A series of coronavirus outbreaks in meat packing plants have lead workers and lawmakers to call for improved working conditions.
Last week, Smithfield Foods, the world’s largest pork producer, shut down a pork processing plant in South Dakota that accounts for up to 5 percent of production after more than 500 of its workers were infected and one died from COVID-19.
Tysons Food, Cargill and JBS, have also been forced to close plants after workers were infected. Tysons Foods on Monday partially reopened a plant it closed down after two employees died of COVID-19 and 148 others tested positive for the virus.
A U.S. Department of Agriculture (USDA) spokesperson told The Hill that 137 food inspectors at the department have tested positive for the virus. Federal inspectors were directed to find or make their own masks and face coverings on April 9.
Rep. Jim Costa (D-Calif.), a member of the House Agriculture Committee, called the directive by the USDA “troubling” in a letter sent Friday to USDA Secretary Sonny Perdue.
“Shortages of personal protective equipment (PPE) are well known and given the Vice President’s April 16th public pledge to ensure every frontline food worker has a mask, I hope this directive is no longer needed,” Costa wrote.
In a letter to Vice President Pence, the United Food and Commercial Workers (UFCW) International Union told the administration to “prioritize the safety and protection of all grocery workers and workers in meatpacking and food processing plants.”

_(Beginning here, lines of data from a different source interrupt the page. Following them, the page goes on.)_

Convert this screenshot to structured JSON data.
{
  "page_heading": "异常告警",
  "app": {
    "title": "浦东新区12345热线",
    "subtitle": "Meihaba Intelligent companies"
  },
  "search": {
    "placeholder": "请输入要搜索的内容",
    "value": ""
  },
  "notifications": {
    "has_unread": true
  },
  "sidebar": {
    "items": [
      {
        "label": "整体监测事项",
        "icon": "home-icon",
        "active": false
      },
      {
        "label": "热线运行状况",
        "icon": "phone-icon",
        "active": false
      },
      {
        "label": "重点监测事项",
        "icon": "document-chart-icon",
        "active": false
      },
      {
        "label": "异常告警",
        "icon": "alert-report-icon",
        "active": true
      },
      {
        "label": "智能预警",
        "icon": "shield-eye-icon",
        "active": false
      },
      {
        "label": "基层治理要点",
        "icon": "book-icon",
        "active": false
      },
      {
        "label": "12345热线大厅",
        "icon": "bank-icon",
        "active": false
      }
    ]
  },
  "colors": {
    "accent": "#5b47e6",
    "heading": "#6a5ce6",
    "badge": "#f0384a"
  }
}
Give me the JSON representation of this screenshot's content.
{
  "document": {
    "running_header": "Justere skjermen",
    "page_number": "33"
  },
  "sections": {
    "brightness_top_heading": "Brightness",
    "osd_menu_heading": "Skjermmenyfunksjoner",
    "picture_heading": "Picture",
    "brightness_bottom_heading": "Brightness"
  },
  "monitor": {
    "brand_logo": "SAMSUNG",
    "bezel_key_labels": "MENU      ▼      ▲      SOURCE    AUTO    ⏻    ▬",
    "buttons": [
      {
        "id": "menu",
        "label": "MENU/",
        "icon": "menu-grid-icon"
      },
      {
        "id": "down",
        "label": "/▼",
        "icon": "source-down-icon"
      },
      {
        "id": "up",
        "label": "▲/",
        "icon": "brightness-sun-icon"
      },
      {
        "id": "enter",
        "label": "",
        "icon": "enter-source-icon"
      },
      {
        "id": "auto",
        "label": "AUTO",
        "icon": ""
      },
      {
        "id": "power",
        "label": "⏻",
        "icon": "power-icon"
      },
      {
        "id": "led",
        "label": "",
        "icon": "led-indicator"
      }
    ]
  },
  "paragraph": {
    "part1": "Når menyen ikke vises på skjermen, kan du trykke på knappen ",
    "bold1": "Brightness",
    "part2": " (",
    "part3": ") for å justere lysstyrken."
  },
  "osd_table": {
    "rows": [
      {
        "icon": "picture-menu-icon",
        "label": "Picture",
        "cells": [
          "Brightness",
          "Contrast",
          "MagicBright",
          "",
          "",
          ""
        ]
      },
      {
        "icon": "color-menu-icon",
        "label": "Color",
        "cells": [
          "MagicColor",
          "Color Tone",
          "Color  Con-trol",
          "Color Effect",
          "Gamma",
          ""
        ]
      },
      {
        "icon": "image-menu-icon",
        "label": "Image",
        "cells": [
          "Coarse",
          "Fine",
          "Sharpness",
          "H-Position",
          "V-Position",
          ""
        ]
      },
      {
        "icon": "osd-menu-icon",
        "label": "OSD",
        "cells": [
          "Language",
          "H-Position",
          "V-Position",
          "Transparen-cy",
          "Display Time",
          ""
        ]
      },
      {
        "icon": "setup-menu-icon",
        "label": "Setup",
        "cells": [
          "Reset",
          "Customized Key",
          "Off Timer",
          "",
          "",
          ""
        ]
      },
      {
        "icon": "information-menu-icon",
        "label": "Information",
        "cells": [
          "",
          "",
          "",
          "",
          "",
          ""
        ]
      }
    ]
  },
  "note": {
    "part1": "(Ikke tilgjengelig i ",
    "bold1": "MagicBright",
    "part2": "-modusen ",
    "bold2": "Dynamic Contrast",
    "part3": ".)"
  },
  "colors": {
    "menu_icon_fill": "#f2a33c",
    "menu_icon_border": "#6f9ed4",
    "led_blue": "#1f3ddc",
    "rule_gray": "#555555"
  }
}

The UFCW told the administration to deploy PPE to meat packing plants and mandate social distancing at their workplaces. The union is also asking Pence to deem its workers eligible for prioritized testing.
“Given the contagious nature of this pandemic, and the significant number of workers in these contained meatpacking plants and processing facilities, the above-mentioned recommendations are among the critical steps that we believe must be adopted as soon as humanly possible,” the letter read.
According to UFCW, more than 6,500 workers have been diagnosed or exposed.
The union also requested a halt to line speed waivers, which it says further endangers employees working on slaughter lines. The USDA’s Food and Safety Inspection Service approved 11 regulatory waivers in the first two weeks of April for poultry plants to increase their maximum line speed.
The need for increased speed comes as the pandemic threatens to create a food shortage.
“The current emergency is more on the farm than in the grocery store,” Ben Lilliston, interim co-executive director at the Institute for Agriculture and Trade Policy, told The Hill.
Lilliston noted that most of the meat on the market right now was produced in March, and most meat producers, including the aforementioned companies that experienced closures, are international. He said if these processing plants are closed for an extended period of time and if other meat processing plants in Mexico, Canada and elsewhere also experience shutdowns, consumers could see changes on supermarket shelves.
“These highly-profitable global meat companies need to take a series of protective measures for their workers – that includes slowing down the lines to allow for more social distancing,” he said. “This will ultimately allow the plants to re-open and keep them open. In the longer-term we need to address the vulnerability of this very concentrated system with huge animal operations feeding into huge meat processing plants.”